The Economic Research Service (ERS) of the US Department of Agriculture examined likely changes in food intakes and needs from 2013 to 2023, for 76 low- and middle-income countries. Their work shows continued food shortfalls, particularly among the lower income groups in these countries.
In 2013, the total number of food-insecure people in those 76 countries was 707 million. By 2023, the number of food-insecure people is projected to increase nearly 23 percent to 868 million, with the share of the population that is food insecure growing from 20.4 percent to 21.5 percent. The distribution gap (the quantity of food needed for people in all income groups to meet the 2,100 calories per capita per day target) will rise from 15.4 million metric tons in 2013 to 19.7 million metric tons in 2023.
The Food Assistance Convention, 2012, is an agreement among donor countries to contribute to world food and nutrition security and to improve international response to emergency and other food needs of developing countries. It describes acceptable methods for providing food aid that can count against minimum annual commitments for each participating country and the European Community. The United States has the largest minimum commitment of $1.6 billion a year. The next largest is the European Union’s commitment of $410 million (300 euros), which is only one-fourth of the level pledged by the United States.
U.S. food assistance is primarily provided through three programs: Food for Peace Title II, Food for Progress and McGovern-Dole International Food for Education and Child Nutrition.
Below is a chart of the appropriations by the U.S. Congress for these programs for fiscal years 2013 and 2014.
FY 2013-FY2014 Food Aid Appropriations*Amounts x $100,00 FY 2013 Appropriations FY 2014 Appropriations Food for Peace Title II; donation of U.S. commodities to address chronic hunger and emergency needs 1,435 1,466 Minimum amt. of Title II for development programs that combine food aid with capacity-building assistance to improve nutrition, incomes and self-reliance of the poor 375 375 McGovern-Dole Int’l Food for Education and Child Nutrition; donation of U.S. commodities and assistance for school meal programs to improve enrollment and educational opportunity 184 185 Food for Progress; donation of U.S. commodities to improve agricultural systems in developing countries committed to economic reforms 243 230 Amt. of International Disaster Assistance used for local-regional food procurement, food vouchers and cash distributions** 578 600

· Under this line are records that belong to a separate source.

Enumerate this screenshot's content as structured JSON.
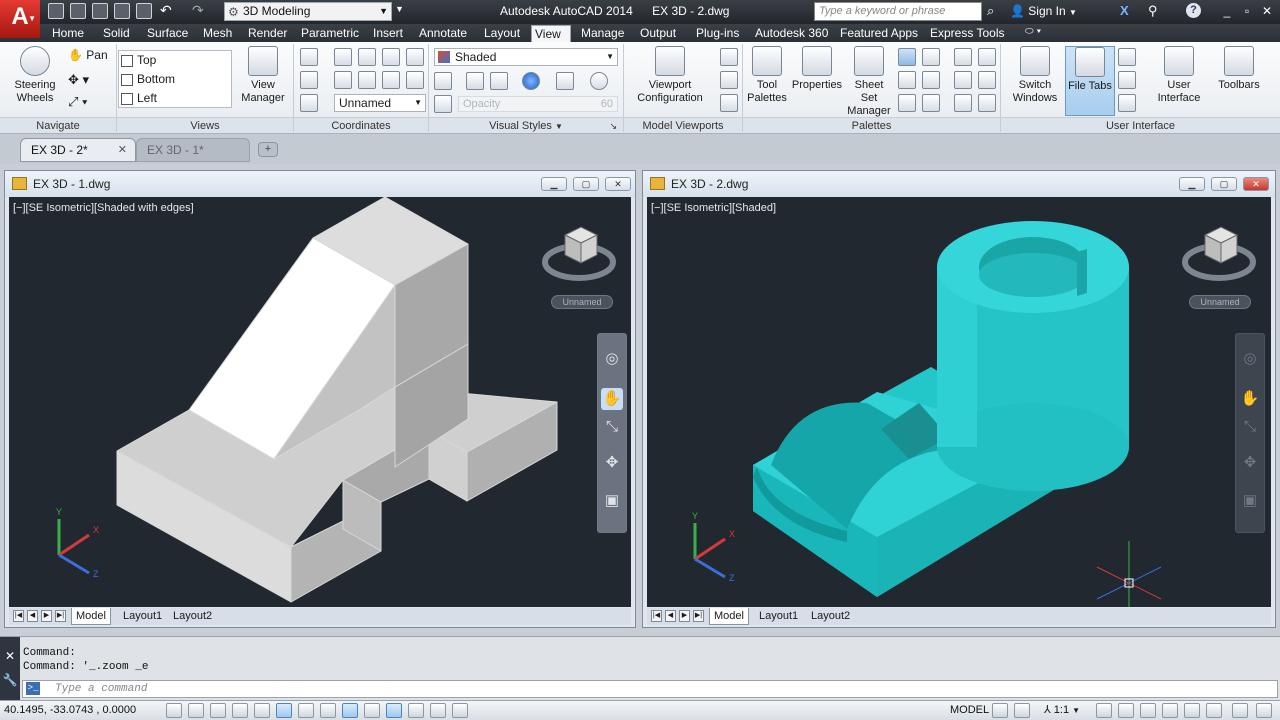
{
  "app": {
    "logo_text": "A",
    "product": "Autodesk AutoCAD 2014",
    "file": "EX 3D - 2.dwg",
    "workspace": "3D Modeling",
    "search_placeholder": "Type a keyword or phrase",
    "sign_in": "Sign In"
  },
  "ribbon_tabs": [
    "Home",
    "Solid",
    "Surface",
    "Mesh",
    "Render",
    "Parametric",
    "Insert",
    "Annotate",
    "Layout",
    "View",
    "Manage",
    "Output",
    "Plug-ins",
    "Autodesk 360",
    "Featured Apps",
    "Express Tools"
  ],
  "active_tab": "View",
  "panels": {
    "navigate": {
      "label": "Navigate",
      "steering_wheels": "Steering Wheels",
      "steering_wheels_l1": "Steering",
      "steering_wheels_l2": "Wheels",
      "pan": "Pan"
    },
    "views": {
      "label": "Views",
      "items": [
        "Top",
        "Bottom",
        "Left"
      ],
      "view_manager_l1": "View",
      "view_manager_l2": "Manager"
    },
    "coordinates": {
      "label": "Coordinates",
      "ucs_name": "Unnamed"
    },
    "visual_styles": {
      "label": "Visual Styles",
      "style": "Shaded",
      "opacity_label": "Opacity",
      "opacity_value": "60"
    },
    "model_viewports": {
      "label": "Model Viewports",
      "config_l1": "Viewport",
      "config_l2": "Configuration"
    },
    "palettes": {
      "label": "Palettes",
      "tool_palettes_l1": "Tool",
      "tool_palettes_l2": "Palettes",
      "properties": "Properties",
      "sheet_set_l1": "Sheet Set",
      "sheet_set_l2": "Manager"
    },
    "user_interface": {
      "label": "User Interface",
      "switch_windows_l1": "Switch",
      "switch_windows_l2": "Windows",
      "file_tabs": "File Tabs",
      "user_interface_l1": "User",
      "user_interface_l2": "Interface",
      "toolbars": "Toolbars"
    }
  },
  "doc_tabs": [
    {
      "name": "EX 3D - 2*",
      "active": true
    },
    {
      "name": "EX 3D - 1*",
      "active": false
    }
  ],
  "windows": [
    {
      "title": "EX 3D - 1.dwg",
      "viewport_label": "[−][SE Isometric][Shaded with edges]",
      "named_view": "Unnamed",
      "layouts": [
        "Model",
        "Layout1",
        "Layout2"
      ]
    },
    {
      "title": "EX 3D - 2.dwg",
      "viewport_label": "[−][SE Isometric][Shaded]",
      "named_view": "Unnamed",
      "layouts": [
        "Model",
        "Layout1",
        "Layout2"
      ]
    }
  ],
  "command": {
    "history": [
      "Command:",
      "Command: '_.zoom _e"
    ],
    "placeholder": "Type a command"
  },
  "status": {
    "coordinates": "40.1495, -33.0743 , 0.0000",
    "space": "MODEL",
    "scale": "1:1"
  },
  "colors": {
    "drawing_bg": "#212830",
    "shaded_model": "#1fc4c7",
    "edges_model": "#cfcfcf",
    "logo": "#d42a20"
  }
}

*Funding for all programs, except Food for Progress, is provided on a fiscal year basis as part of yearly congressional appropriations bills. Food for Progress is funded by the Agricultural Act of 2014 for fiscal years 2014 through 2018.
**Amount of actual expenditures is provided for FY 2013; estimated expenditures for FY 2014.
The combination of handling, processing and transporting the commodities from the farm to US ports, plus the cost of moving the commodities from U.S. ports to foreign ports, had the following overall impacts on the U.S. economy in FY09, based on Department of Commerce multipliers:
- $1,972,000,000 in output of all US industries
- $518,000,000 in earnings of households
- 13,043 jobs